Exercise aim: What lines in the material hold the string "image"? Copy out each of them.

Given entries:
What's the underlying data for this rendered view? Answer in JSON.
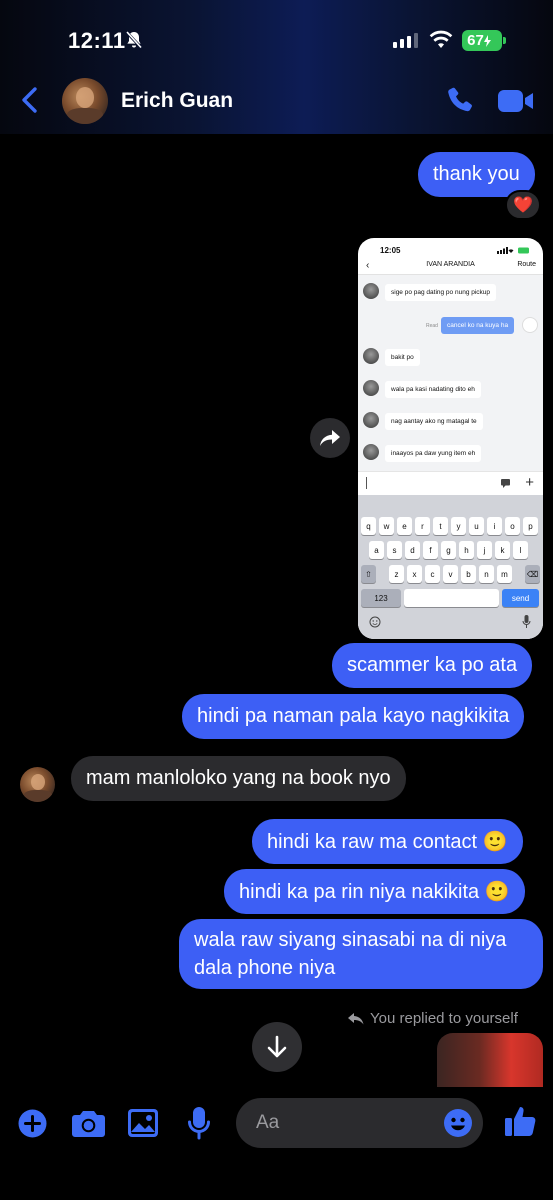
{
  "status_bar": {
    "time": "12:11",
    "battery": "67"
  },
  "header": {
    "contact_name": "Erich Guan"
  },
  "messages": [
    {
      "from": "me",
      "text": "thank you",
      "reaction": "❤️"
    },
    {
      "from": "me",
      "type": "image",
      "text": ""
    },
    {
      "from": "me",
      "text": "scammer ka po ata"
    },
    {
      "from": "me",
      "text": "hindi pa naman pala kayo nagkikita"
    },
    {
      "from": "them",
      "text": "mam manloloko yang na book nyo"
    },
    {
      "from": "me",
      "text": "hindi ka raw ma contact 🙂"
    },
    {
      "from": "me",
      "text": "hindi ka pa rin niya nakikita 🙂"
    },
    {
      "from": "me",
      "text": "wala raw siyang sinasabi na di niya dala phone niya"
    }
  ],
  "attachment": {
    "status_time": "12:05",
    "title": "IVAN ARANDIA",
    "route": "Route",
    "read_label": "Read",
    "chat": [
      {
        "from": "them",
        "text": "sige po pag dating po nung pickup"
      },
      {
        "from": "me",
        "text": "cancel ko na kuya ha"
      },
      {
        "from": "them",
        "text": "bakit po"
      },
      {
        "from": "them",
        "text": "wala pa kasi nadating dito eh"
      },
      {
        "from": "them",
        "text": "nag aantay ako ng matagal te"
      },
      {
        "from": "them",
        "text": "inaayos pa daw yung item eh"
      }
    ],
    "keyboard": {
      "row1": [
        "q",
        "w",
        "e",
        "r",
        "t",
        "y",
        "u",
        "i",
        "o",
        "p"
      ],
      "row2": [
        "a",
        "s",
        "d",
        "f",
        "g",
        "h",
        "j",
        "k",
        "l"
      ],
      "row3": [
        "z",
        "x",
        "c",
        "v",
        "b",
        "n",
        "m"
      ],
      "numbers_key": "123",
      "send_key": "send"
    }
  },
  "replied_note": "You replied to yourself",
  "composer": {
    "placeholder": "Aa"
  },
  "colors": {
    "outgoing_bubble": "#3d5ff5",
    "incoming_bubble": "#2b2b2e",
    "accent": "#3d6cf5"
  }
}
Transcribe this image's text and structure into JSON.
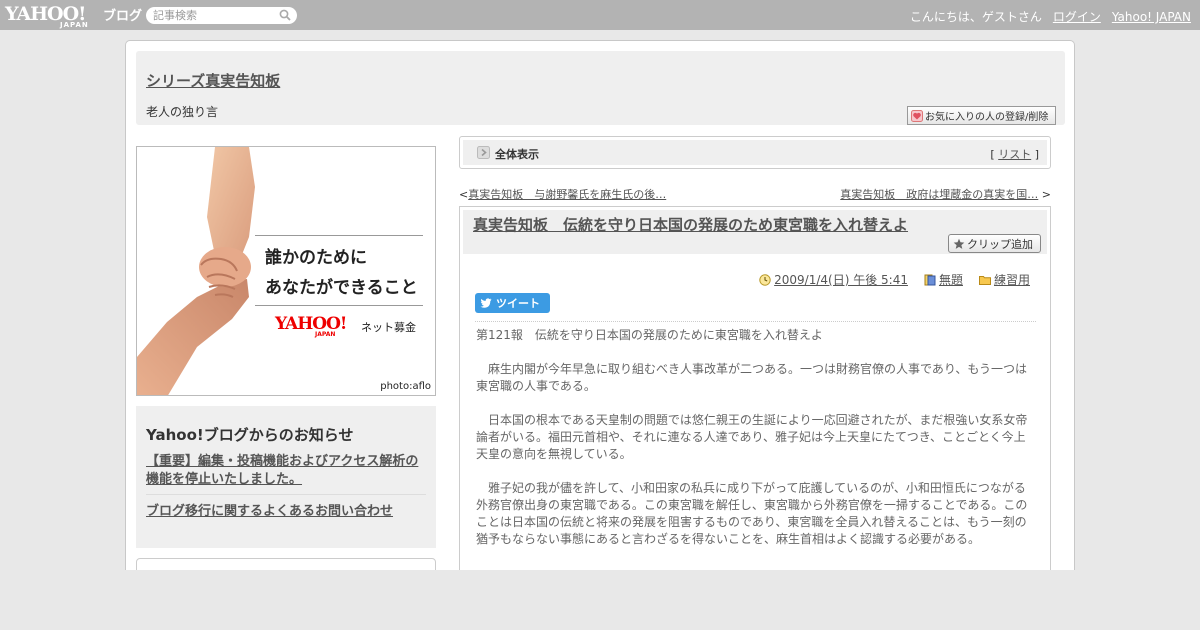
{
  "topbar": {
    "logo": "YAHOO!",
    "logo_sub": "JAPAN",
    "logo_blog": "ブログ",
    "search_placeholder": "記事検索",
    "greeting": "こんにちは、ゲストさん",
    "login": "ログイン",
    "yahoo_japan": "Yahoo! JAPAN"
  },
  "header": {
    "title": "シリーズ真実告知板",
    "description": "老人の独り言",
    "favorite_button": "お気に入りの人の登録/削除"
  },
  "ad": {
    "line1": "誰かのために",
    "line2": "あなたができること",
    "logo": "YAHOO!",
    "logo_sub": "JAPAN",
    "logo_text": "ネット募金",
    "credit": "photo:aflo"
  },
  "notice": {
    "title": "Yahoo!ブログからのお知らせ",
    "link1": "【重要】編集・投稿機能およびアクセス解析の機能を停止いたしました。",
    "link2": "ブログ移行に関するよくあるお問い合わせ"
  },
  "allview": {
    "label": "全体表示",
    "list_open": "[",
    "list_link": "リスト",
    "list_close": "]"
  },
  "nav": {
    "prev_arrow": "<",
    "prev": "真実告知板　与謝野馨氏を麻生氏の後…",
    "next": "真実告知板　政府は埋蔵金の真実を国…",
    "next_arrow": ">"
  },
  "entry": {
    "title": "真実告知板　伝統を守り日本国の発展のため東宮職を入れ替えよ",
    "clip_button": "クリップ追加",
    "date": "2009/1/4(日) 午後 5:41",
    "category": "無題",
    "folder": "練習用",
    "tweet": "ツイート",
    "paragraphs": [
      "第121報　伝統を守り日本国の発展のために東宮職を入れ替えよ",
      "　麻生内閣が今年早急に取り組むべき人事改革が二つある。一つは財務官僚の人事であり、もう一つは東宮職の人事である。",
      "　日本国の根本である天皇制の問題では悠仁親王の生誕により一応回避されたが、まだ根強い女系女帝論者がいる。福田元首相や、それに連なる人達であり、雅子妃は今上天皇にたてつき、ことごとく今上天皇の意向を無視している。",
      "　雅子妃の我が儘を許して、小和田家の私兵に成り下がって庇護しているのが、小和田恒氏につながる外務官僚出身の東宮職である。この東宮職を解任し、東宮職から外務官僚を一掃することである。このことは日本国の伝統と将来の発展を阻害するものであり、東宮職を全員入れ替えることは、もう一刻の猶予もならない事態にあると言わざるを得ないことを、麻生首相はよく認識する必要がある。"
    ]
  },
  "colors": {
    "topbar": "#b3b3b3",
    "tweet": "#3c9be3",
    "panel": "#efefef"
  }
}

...

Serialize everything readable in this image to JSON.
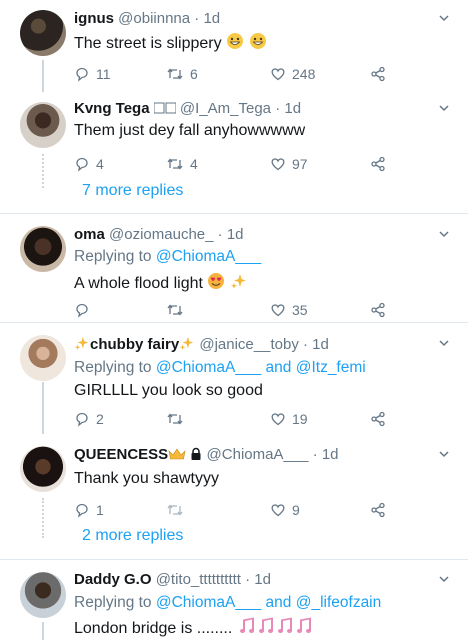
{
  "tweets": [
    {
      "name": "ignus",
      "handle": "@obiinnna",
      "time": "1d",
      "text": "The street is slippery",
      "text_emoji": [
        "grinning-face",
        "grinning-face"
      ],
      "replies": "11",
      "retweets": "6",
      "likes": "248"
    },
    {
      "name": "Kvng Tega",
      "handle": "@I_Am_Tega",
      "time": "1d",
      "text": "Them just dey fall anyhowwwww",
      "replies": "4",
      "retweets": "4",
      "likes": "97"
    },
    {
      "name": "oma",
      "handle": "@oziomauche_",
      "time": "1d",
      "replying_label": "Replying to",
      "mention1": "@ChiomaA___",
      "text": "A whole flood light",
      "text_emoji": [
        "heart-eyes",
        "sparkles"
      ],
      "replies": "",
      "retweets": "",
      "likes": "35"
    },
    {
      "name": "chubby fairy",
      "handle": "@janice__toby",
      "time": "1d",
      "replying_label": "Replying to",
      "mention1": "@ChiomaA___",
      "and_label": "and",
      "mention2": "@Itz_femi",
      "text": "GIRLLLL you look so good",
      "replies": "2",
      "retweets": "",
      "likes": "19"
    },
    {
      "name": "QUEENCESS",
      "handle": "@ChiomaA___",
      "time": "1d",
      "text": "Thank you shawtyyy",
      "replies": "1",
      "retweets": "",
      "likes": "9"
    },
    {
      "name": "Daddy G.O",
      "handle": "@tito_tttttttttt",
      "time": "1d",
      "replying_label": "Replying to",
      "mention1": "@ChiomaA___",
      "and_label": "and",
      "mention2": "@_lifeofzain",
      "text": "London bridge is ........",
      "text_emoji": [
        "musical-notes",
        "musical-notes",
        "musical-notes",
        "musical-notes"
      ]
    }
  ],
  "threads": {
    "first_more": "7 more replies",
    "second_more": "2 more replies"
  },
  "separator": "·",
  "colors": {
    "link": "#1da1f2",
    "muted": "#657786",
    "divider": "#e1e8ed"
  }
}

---

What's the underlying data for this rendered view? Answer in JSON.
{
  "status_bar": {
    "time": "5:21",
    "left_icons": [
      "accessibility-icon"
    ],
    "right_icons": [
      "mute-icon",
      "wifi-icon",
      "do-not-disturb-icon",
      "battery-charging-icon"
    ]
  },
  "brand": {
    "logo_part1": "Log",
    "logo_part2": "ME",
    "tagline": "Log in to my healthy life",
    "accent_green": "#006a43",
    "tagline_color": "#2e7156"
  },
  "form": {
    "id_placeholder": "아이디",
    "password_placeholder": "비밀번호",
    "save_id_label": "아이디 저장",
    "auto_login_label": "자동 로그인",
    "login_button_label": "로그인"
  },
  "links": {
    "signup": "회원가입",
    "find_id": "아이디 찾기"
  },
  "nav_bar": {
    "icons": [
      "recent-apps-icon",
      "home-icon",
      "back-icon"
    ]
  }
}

Written answer:
      "type": "image",
Transcribe this image's text and structure into JSON.
Serialize everything readable in this image to JSON.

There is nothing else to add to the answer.